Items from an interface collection
• • • •

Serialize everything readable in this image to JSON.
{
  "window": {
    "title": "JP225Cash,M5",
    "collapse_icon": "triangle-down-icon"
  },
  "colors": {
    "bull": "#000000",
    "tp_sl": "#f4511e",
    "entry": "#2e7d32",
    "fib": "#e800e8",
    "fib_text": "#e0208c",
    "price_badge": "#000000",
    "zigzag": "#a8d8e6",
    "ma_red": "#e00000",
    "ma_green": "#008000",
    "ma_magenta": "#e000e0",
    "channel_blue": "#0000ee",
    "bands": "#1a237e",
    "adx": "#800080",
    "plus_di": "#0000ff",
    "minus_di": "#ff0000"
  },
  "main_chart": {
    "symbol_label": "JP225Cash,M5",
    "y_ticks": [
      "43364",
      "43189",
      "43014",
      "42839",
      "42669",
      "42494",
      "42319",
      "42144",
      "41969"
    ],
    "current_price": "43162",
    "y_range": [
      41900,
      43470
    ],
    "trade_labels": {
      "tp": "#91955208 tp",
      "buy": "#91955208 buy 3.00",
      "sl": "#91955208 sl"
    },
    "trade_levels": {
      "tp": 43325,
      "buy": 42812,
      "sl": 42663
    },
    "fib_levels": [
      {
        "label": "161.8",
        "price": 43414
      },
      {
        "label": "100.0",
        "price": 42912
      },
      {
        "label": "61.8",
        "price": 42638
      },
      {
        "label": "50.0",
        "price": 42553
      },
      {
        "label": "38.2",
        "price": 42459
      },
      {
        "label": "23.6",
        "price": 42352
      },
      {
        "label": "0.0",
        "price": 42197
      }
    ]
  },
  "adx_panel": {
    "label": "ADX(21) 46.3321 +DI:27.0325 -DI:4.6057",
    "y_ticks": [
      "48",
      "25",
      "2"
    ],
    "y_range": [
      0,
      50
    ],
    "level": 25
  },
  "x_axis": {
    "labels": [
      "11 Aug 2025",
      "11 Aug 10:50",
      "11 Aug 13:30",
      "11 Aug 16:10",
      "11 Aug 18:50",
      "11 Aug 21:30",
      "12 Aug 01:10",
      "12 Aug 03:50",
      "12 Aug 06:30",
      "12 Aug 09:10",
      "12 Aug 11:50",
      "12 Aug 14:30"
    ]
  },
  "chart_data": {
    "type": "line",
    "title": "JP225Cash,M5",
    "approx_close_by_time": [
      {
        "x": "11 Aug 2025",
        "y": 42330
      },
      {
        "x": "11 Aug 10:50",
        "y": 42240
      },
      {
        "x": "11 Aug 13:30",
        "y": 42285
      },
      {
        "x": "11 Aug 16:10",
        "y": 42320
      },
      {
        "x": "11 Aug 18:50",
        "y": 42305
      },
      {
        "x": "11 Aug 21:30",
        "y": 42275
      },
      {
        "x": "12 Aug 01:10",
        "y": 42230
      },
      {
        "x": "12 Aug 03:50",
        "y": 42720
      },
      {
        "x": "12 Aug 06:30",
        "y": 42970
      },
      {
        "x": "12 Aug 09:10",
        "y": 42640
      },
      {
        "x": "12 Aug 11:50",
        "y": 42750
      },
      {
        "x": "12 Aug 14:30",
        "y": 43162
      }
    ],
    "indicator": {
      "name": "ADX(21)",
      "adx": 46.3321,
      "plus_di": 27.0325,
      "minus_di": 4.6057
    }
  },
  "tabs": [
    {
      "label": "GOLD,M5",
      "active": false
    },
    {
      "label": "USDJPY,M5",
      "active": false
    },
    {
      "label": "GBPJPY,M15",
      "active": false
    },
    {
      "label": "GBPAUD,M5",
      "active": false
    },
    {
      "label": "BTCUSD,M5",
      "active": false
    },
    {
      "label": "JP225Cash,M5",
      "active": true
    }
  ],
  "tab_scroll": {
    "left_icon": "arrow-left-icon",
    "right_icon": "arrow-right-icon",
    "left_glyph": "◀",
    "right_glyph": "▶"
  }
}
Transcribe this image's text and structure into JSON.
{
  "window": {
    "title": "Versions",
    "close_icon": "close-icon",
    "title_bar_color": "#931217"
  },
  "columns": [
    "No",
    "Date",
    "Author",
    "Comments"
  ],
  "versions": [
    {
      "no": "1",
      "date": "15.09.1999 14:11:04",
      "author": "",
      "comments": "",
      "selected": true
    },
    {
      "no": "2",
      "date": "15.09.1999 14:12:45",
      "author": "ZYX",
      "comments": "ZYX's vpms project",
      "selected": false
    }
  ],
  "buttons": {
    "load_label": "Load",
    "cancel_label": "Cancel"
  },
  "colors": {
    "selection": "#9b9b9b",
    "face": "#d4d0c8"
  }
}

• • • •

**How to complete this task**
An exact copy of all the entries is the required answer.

**Task result**
Serialize everything readable in this image to JSON.
{
  "window": {
    "title": "JP225Cash,M5",
    "collapse_icon": "triangle-down-icon"
  },
  "colors": {
    "bull": "#000000",
    "tp_sl": "#f4511e",
    "entry": "#2e7d32",
    "fib": "#e800e8",
    "fib_text": "#e0208c",
    "price_badge": "#000000",
    "zigzag": "#a8d8e6",
    "ma_red": "#e00000",
    "ma_green": "#008000",
    "ma_magenta": "#e000e0",
    "channel_blue": "#0000ee",
    "bands": "#1a237e",
    "adx": "#800080",
    "plus_di": "#0000ff",
    "minus_di": "#ff0000"
  },
  "main_chart": {
    "symbol_label": "JP225Cash,M5",
    "y_ticks": [
      "43364",
      "43189",
      "43014",
      "42839",
      "42669",
      "42494",
      "42319",
      "42144",
      "41969"
    ],
    "current_price": "43162",
    "y_range": [
      41900,
      43470
    ],
    "trade_labels": {
      "tp": "#91955208 tp",
      "buy": "#91955208 buy 3.00",
      "sl": "#91955208 sl"
    },
    "trade_levels": {
      "tp": 43325,
      "buy": 42812,
      "sl": 42663
    },
    "fib_levels": [
      {
        "label": "161.8",
        "price": 43414
      },
      {
        "label": "100.0",
        "price": 42912
      },
      {
        "label": "61.8",
        "price": 42638
      },
      {
        "label": "50.0",
        "price": 42553
      },
      {
        "label": "38.2",
        "price": 42459
      },
      {
        "label": "23.6",
        "price": 42352
      },
      {
        "label": "0.0",
        "price": 42197
      }
    ]
  },
  "adx_panel": {
    "label": "ADX(21) 46.3321 +DI:27.0325 -DI:4.6057",
    "y_ticks": [
      "48",
      "25",
      "2"
    ],
    "y_range": [
      0,
      50
    ],
    "level": 25
  },
  "x_axis": {
    "labels": [
      "11 Aug 2025",
      "11 Aug 10:50",
      "11 Aug 13:30",
      "11 Aug 16:10",
      "11 Aug 18:50",
      "11 Aug 21:30",
      "12 Aug 01:10",
      "12 Aug 03:50",
      "12 Aug 06:30",
      "12 Aug 09:10",
      "12 Aug 11:50",
      "12 Aug 14:30"
    ]
  },
  "chart_data": {
    "type": "line",
    "title": "JP225Cash,M5",
    "approx_close_by_time": [
      {
        "x": "11 Aug 2025",
        "y": 42330
      },
      {
        "x": "11 Aug 10:50",
        "y": 42240
      },
      {
        "x": "11 Aug 13:30",
        "y": 42285
      },
      {
        "x": "11 Aug 16:10",
        "y": 42320
      },
      {
        "x": "11 Aug 18:50",
        "y": 42305
      },
      {
        "x": "11 Aug 21:30",
        "y": 42275
      },
      {
        "x": "12 Aug 01:10",
        "y": 42230
      },
      {
        "x": "12 Aug 03:50",
        "y": 42720
      },
      {
        "x": "12 Aug 06:30",
        "y": 42970
      },
      {
        "x": "12 Aug 09:10",
        "y": 42640
      },
      {
        "x": "12 Aug 11:50",
        "y": 42750
      },
      {
        "x": "12 Aug 14:30",
        "y": 43162
      }
    ],
    "indicator": {
      "name": "ADX(21)",
      "adx": 46.3321,
      "plus_di": 27.0325,
      "minus_di": 4.6057
    }
  },
  "tabs": [
    {
      "label": "GOLD,M5",
      "active": false
    },
    {
      "label": "USDJPY,M5",
      "active": false
    },
    {
      "label": "GBPJPY,M15",
      "active": false
    },
    {
      "label": "GBPAUD,M5",
      "active": false
    },
    {
      "label": "BTCUSD,M5",
      "active": false
    },
    {
      "label": "JP225Cash,M5",
      "active": true
    }
  ],
  "tab_scroll": {
    "left_icon": "arrow-left-icon",
    "right_icon": "arrow-right-icon",
    "left_glyph": "◀",
    "right_glyph": "▶"
  }
}
Transcribe this image's text and structure into JSON.
{
  "window": {
    "title": "Versions",
    "close_icon": "close-icon",
    "title_bar_color": "#931217"
  },
  "columns": [
    "No",
    "Date",
    "Author",
    "Comments"
  ],
  "versions": [
    {
      "no": "1",
      "date": "15.09.1999 14:11:04",
      "author": "",
      "comments": "",
      "selected": true
    },
    {
      "no": "2",
      "date": "15.09.1999 14:12:45",
      "author": "ZYX",
      "comments": "ZYX's vpms project",
      "selected": false
    }
  ],
  "buttons": {
    "load_label": "Load",
    "cancel_label": "Cancel"
  },
  "colors": {
    "selection": "#9b9b9b",
    "face": "#d4d0c8"
  }
}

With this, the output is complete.